**Action item:**
Track down every line below that holds "content" and copy it.

**Records provided:**
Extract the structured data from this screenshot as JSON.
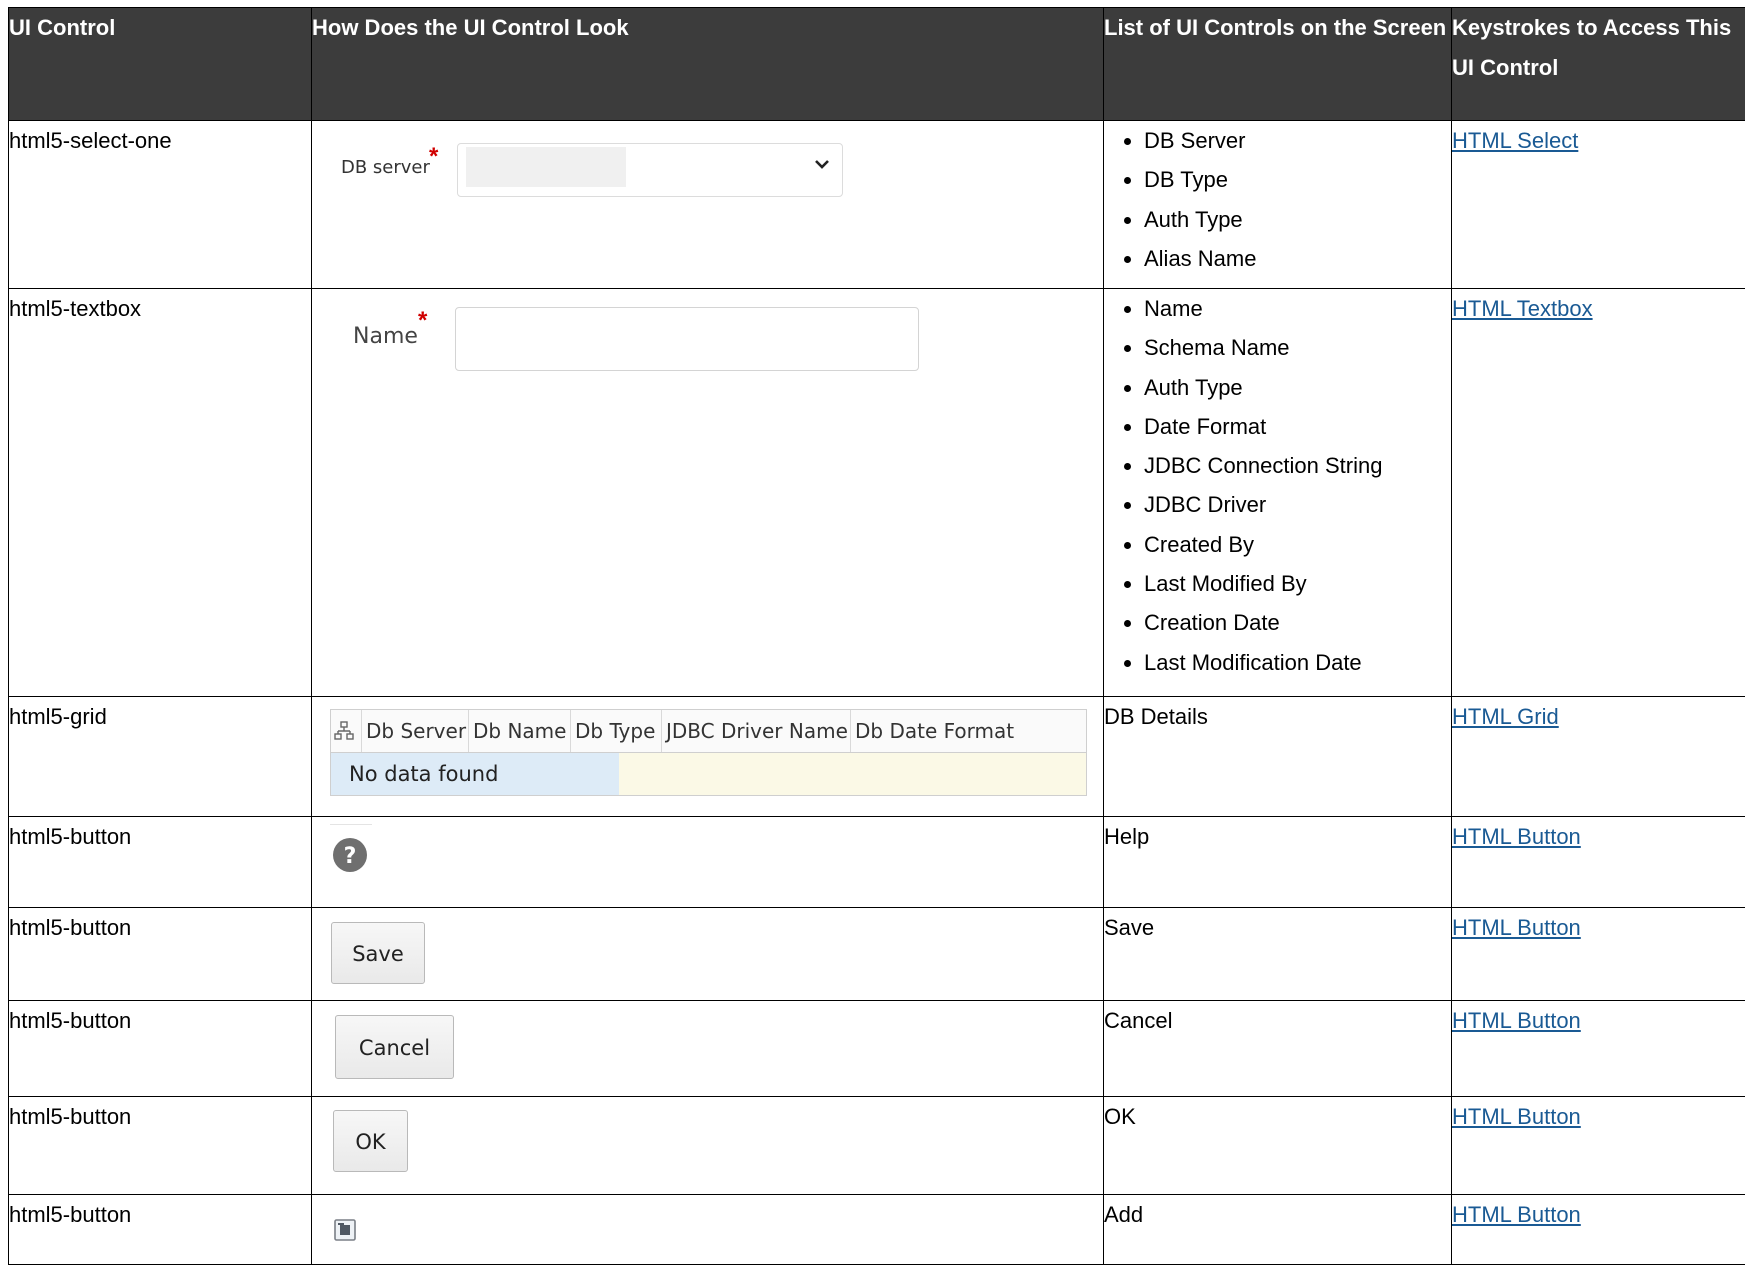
{
  "headers": {
    "ui_control": "UI Control",
    "look": "How Does the UI Control Look",
    "list": "List of UI Controls on the Screen",
    "keys": "Keystrokes to Access This UI Control"
  },
  "rows": [
    {
      "control": "html5-select-one",
      "list": [
        "DB Server",
        "DB Type",
        "Auth Type",
        "Alias Name"
      ],
      "link": "HTML Select"
    },
    {
      "control": "html5-textbox",
      "list": [
        "Name",
        "Schema Name",
        "Auth Type",
        "Date Format",
        "JDBC Connection String",
        "JDBC Driver",
        "Created By",
        "Last Modified By",
        "Creation Date",
        "Last Modification Date"
      ],
      "link": "HTML Textbox"
    },
    {
      "control": "html5-grid",
      "text": "DB Details",
      "link": "HTML Grid"
    },
    {
      "control": "html5-button",
      "text": "Help",
      "link": "HTML Button"
    },
    {
      "control": "html5-button",
      "text": "Save",
      "link": "HTML Button"
    },
    {
      "control": "html5-button",
      "text": "Cancel",
      "link": "HTML Button"
    },
    {
      "control": "html5-button",
      "text": "OK",
      "link": "HTML Button"
    },
    {
      "control": "html5-button",
      "text": "Add",
      "link": "HTML Button"
    }
  ],
  "mock": {
    "select_label": "DB server",
    "required_mark": "*",
    "textbox_label": "Name",
    "grid_columns": [
      "Db Server",
      "Db Name",
      "Db Type",
      "JDBC Driver Name",
      "Db Date Format"
    ],
    "grid_empty": "No data found",
    "save_button": "Save",
    "cancel_button": "Cancel",
    "ok_button": "OK"
  },
  "icons": {
    "grid_header": "hierarchy-icon",
    "help": "help-icon",
    "add": "add-icon",
    "select": "chevron-down-icon"
  },
  "colors": {
    "header_bg": "#3c3c3c",
    "link": "#1a5a94",
    "required": "#d00000"
  }
}
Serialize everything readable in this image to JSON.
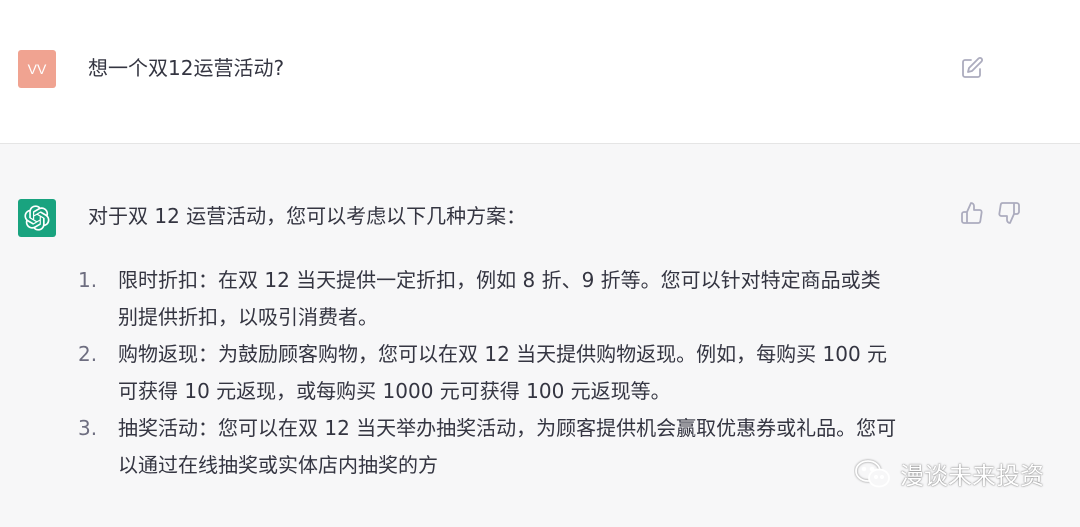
{
  "user_message": {
    "avatar_initials": "VV",
    "text": "想一个双12运营活动?"
  },
  "assistant_message": {
    "intro": "对于双 12 运营活动，您可以考虑以下几种方案：",
    "items": [
      {
        "number": "1.",
        "lines": [
          "限时折扣：在双 12 当天提供一定折扣，例如 8 折、9 折等。您可以针对特定商品或类",
          "别提供折扣，以吸引消费者。"
        ]
      },
      {
        "number": "2.",
        "lines": [
          "购物返现：为鼓励顾客购物，您可以在双 12 当天提供购物返现。例如，每购买 100 元",
          "可获得 10 元返现，或每购买 1000 元可获得 100 元返现等。"
        ]
      },
      {
        "number": "3.",
        "lines": [
          "抽奖活动：您可以在双 12 当天举办抽奖活动，为顾客提供机会赢取优惠券或礼品。您可",
          "以通过在线抽奖或实体店内抽奖的方"
        ]
      }
    ]
  },
  "watermark": {
    "text": "漫谈未来投资"
  },
  "icons": {
    "edit": "edit-icon",
    "thumbs_up": "thumbs-up-icon",
    "thumbs_down": "thumbs-down-icon",
    "assistant_logo": "openai-logo-icon",
    "wechat": "wechat-icon"
  },
  "colors": {
    "user_avatar": "#f0a391",
    "assistant_avatar": "#19a37f",
    "assistant_bg": "#f7f7f8",
    "text": "#343541"
  }
}
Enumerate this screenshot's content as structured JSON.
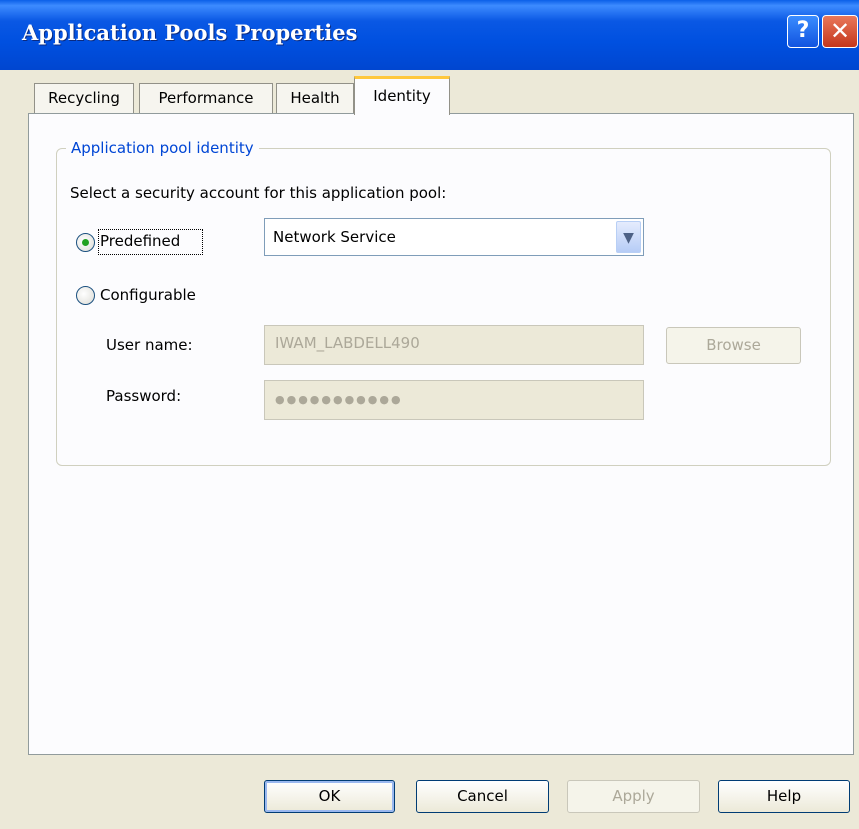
{
  "window": {
    "title": "Application Pools Properties",
    "help_glyph": "?",
    "close_glyph": "✕"
  },
  "tabs": [
    {
      "label": "Recycling",
      "selected": false
    },
    {
      "label": "Performance",
      "selected": false
    },
    {
      "label": "Health",
      "selected": false
    },
    {
      "label": "Identity",
      "selected": true
    }
  ],
  "identity": {
    "group_label": "Application pool identity",
    "prompt": "Select a security account for this application pool:",
    "predefined": {
      "label": "Predefined",
      "selected": true
    },
    "account_select": {
      "value": "Network Service"
    },
    "configurable": {
      "label": "Configurable",
      "selected": false
    },
    "user_name": {
      "label": "User name:",
      "value": "IWAM_LABDELL490"
    },
    "password": {
      "label": "Password:",
      "value": "●●●●●●●●●●●"
    },
    "browse_label": "Browse"
  },
  "buttons": {
    "ok": "OK",
    "cancel": "Cancel",
    "apply": "Apply",
    "help": "Help"
  },
  "colors": {
    "titlebar": "#0054e3",
    "legend_text": "#0046d5",
    "selected_tab_accent": "#ffc83c",
    "radio_dot": "#21a121"
  }
}
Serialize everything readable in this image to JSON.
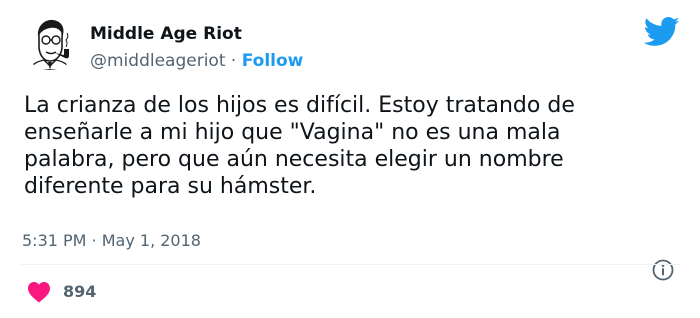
{
  "author": {
    "display_name": "Middle Age Riot",
    "handle": "@middleageriot",
    "separator": " · ",
    "follow_label": "Follow"
  },
  "tweet": {
    "text": "La crianza de los hijos es difícil. Estoy tratando de\nenseñarle a mi hijo que \"Vagina\" no es una mala\npalabra, pero que aún necesita elegir un nombre\ndiferente para su hámster.",
    "timestamp": "5:31 PM · May 1, 2018"
  },
  "engagement": {
    "likes": "894"
  },
  "icons": {
    "logo": "twitter-bird-icon",
    "info": "info-icon",
    "like": "heart-icon",
    "avatar": "avatar-illustration"
  },
  "colors": {
    "accent": "#1d9bf0",
    "heart": "#f91880",
    "text": "#0f1419",
    "muted": "#536471"
  }
}
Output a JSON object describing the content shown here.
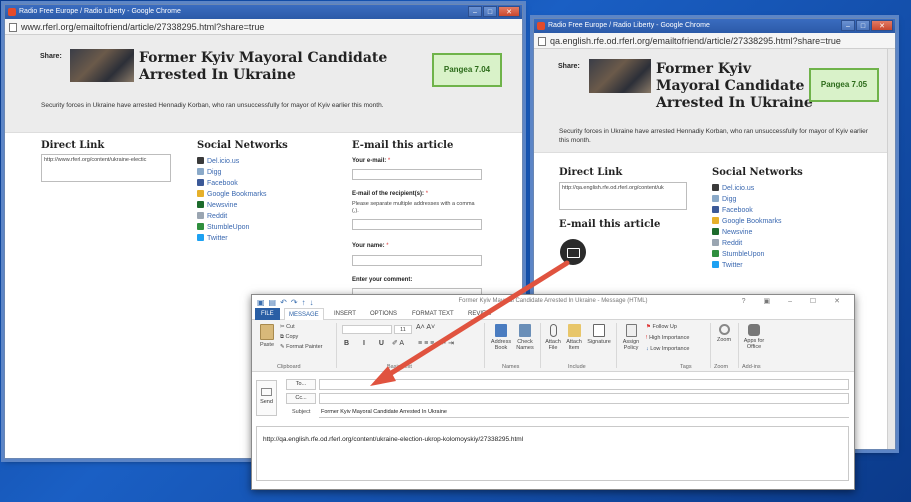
{
  "left_window": {
    "title": "Radio Free Europe / Radio Liberty - Google Chrome",
    "url": "www.rferl.org/emailtofriend/article/27338295.html?share=true",
    "share_label": "Share:",
    "headline": "Former Kyiv Mayoral Candidate Arrested In Ukraine",
    "summary": "Security forces in Ukraine have arrested Hennadiy Korban, who ran unsuccessfully for mayor of Kyiv earlier this month.",
    "pangea_badge": "Pangea 7.04",
    "direct_link": {
      "heading": "Direct Link",
      "value": "http://www.rferl.org/content/ukraine-electic"
    },
    "social": {
      "heading": "Social Networks",
      "items": [
        "Del.icio.us",
        "Digg",
        "Facebook",
        "Google Bookmarks",
        "Newsvine",
        "Reddit",
        "StumbleUpon",
        "Twitter"
      ]
    },
    "email": {
      "heading": "E-mail this article",
      "your_email_label": "Your e-mail:",
      "recipients_label": "E-mail of the recipient(s):",
      "recipients_note": "Please separate multiple addresses with a comma (,).",
      "your_name_label": "Your name:",
      "comment_label": "Enter your comment:",
      "required_mark": "*"
    }
  },
  "right_window": {
    "title": "Radio Free Europe / Radio Liberty - Google Chrome",
    "url": "qa.english.rfe.od.rferl.org/emailtofriend/article/27338295.html?share=true",
    "share_label": "Share:",
    "headline": "Former Kyiv Mayoral Candidate Arrested In Ukraine",
    "summary": "Security forces in Ukraine have arrested Hennadiy Korban, who ran unsuccessfully for mayor of Kyiv earlier this month.",
    "pangea_badge": "Pangea 7.05",
    "direct_link": {
      "heading": "Direct Link",
      "value": "http://qa.english.rfe.od.rferl.org/content/uk"
    },
    "email_heading": "E-mail this article",
    "social": {
      "heading": "Social Networks",
      "items": [
        "Del.icio.us",
        "Digg",
        "Facebook",
        "Google Bookmarks",
        "Newsvine",
        "Reddit",
        "StumbleUpon",
        "Twitter"
      ]
    }
  },
  "outlook": {
    "title": "Former Kyiv Mayoral Candidate Arrested In Ukraine - Message (HTML)",
    "window_controls": "? ▣ – ☐ ✕",
    "tabs": [
      "FILE",
      "MESSAGE",
      "INSERT",
      "OPTIONS",
      "FORMAT TEXT",
      "REVIEW"
    ],
    "active_tab": "MESSAGE",
    "ribbon": {
      "paste": "Paste",
      "cut": "Cut",
      "copy": "Copy",
      "format_painter": "Format Painter",
      "clipboard_group": "Clipboard",
      "basic_text_group": "Basic Text",
      "address_book": "Address Book",
      "check_names": "Check Names",
      "names_group": "Names",
      "attach_file": "Attach File",
      "attach_item": "Attach Item",
      "signature": "Signature",
      "include_group": "Include",
      "assign_policy": "Assign Policy",
      "follow_up": "Follow Up",
      "high_importance": "High Importance",
      "low_importance": "Low Importance",
      "tags_group": "Tags",
      "zoom": "Zoom",
      "zoom_group": "Zoom",
      "apps_for_office": "Apps for Office",
      "addins_group": "Add-ins",
      "font_size": "11"
    },
    "send_label": "Send",
    "to_label": "To...",
    "cc_label": "Cc...",
    "subject_label": "Subject",
    "subject_value": "Former Kyiv Mayoral Candidate Arrested In Ukraine",
    "body": "http://qa.english.rfe.od.rferl.org/content/ukraine-election-ukrop-kolomoyskiy/27338295.html"
  },
  "colors": {
    "desktop": "#1a5fc4",
    "pangea_bg": "#d9f2c9",
    "pangea_border": "#6fb34a",
    "arrow": "#e0533f",
    "link": "#3a68b0",
    "outlook_accent": "#2a5fa5"
  }
}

**Exercise output:**
Enumerate this screenshot's content as structured JSON.
Output a JSON object describing the content shown here.
      "value": "http://www.rferl.org/content/ukraine-electic"
      "value": "http://qa.english.rfe.od.rferl.org/content/uk"
    "body": "http://qa.english.rfe.od.rferl.org/content/ukraine-election-ukrop-kolomoyskiy/27338295.html"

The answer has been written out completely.